---------- Dataset entries

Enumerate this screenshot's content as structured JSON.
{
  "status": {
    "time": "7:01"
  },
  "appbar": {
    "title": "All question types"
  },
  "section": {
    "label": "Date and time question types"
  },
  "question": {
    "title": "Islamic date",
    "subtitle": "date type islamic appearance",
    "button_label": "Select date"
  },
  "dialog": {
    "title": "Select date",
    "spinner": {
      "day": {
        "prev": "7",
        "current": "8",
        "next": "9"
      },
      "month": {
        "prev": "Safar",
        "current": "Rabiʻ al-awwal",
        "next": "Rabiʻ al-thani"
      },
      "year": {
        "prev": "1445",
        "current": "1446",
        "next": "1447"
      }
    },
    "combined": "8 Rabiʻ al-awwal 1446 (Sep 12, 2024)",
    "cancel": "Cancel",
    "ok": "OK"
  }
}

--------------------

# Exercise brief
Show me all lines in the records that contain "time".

# Solution to this task
    "time": "7:01"
    "label": "Date and time question types"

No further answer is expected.